Mobile and ‘mobilised’ working is another key area. While this is where social housing technology started, it is still one of the areas where new technology drives innovation. Through operatives using intelligent data in the field, through ever more capable apps, housing providers can drive even greater efficiencies. With the increasingly integrated 360-degree data on their devices, these operatives are becoming more and more productive, while being unconstrained by location or time. They will increasingly be empowered to perform numerous tasks that previously required multiple specialists. So through clever big data integration, operatives from all departments can gain a single view of a tenant’s needs and history, from responsive repairs and optimal boiler replacement times through to estate management events and broader care issues.
Self-service apps and portals are another field that is evolving rapidly. Easy-to-access and intuitive, these systems enable end-customers to communicate through the digital channels that are now part of their own landscape, alleviating the pressure on customer-facing resources. What were once simple online solutions for checking rental agreements and balances are now offering an increasingly full-featured and sophisticated range of customer services and opportunities. These range from repairs booking and advice on universal credit to moving services and content applicable to whatever stage of life customers find themselves at, be that jobs, support, care or health. By encouraging repeatable self-service solutions, the ‘cost-to-serve’ reduces significantly. This enables investment to be redirected into more accommodation while also ensuring those less fortunate and vulnerable can access greater direct contact and support.
Ultimately, the data generated from tenant self-service systems could be extended to provide updated information on asset condition and, in the not too distant future, by using internet of things (IoT) sensors this data could provide an early warning on specific assets, such as boilers. It could also flag up a change in the overall condition of the property and even the health and care needs of the tenants themselves.
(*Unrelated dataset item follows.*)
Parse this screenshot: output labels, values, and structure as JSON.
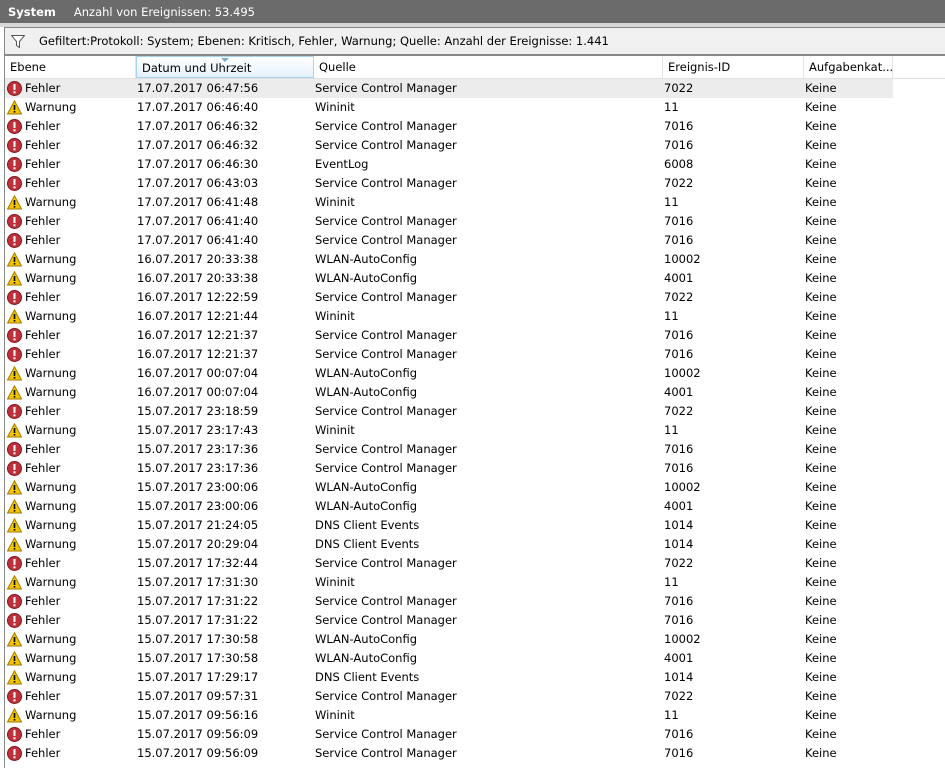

A greater focus on end-to-end processes will also support the sharing of best-practices, therein delivering improved outcomes, with the full extent of digitisation reducing intervention to apply ‘single or zero touch solutions’. Intuitive user interfaces are another potentially huge step forwards, negating the need to log in and out of multiple systems, or the need for extensive training just to navigate through systems. The main consideration here is how far each organisation is prepared to go in reducing silos and choosing streamlined ‘friction-free’ working practices. However, all this supports the even wider adoption of cloud solutions and services for the fast, scalable and affordable delivery of high value, app-led technology services.
We are also seeing a growing interest in integrating voice, social media, video and other media to speed up the interaction, capture and sharing of data or expertise, thereby removing the mystique and ensuring a practical application of the widely-discussed ‘AI’ for automated housing assistance. Visualisation is another technology in play, much tipped to help locate where staff are spending their time and display information in the easily digestible and relevant form that Google has made part of our everyday consumer lives.
So by introducing and supporting new technologies that successfully integrate with and support the ongoing digital evolution and development, housing providers can continuously drive greater value for money, operational efficiency and customer care. The quality and analysis of the data gathered is raised and ongoing business intelligence improves too. Most importantly, it frees up resources that can be diverted to those in the greatest need. Any integrated technology that helps to unlock that benefit can certainly be deemed to have ‘made the grade’ in the social housing technology sector.
Nigel Rees is joint managing director of Aareon UK.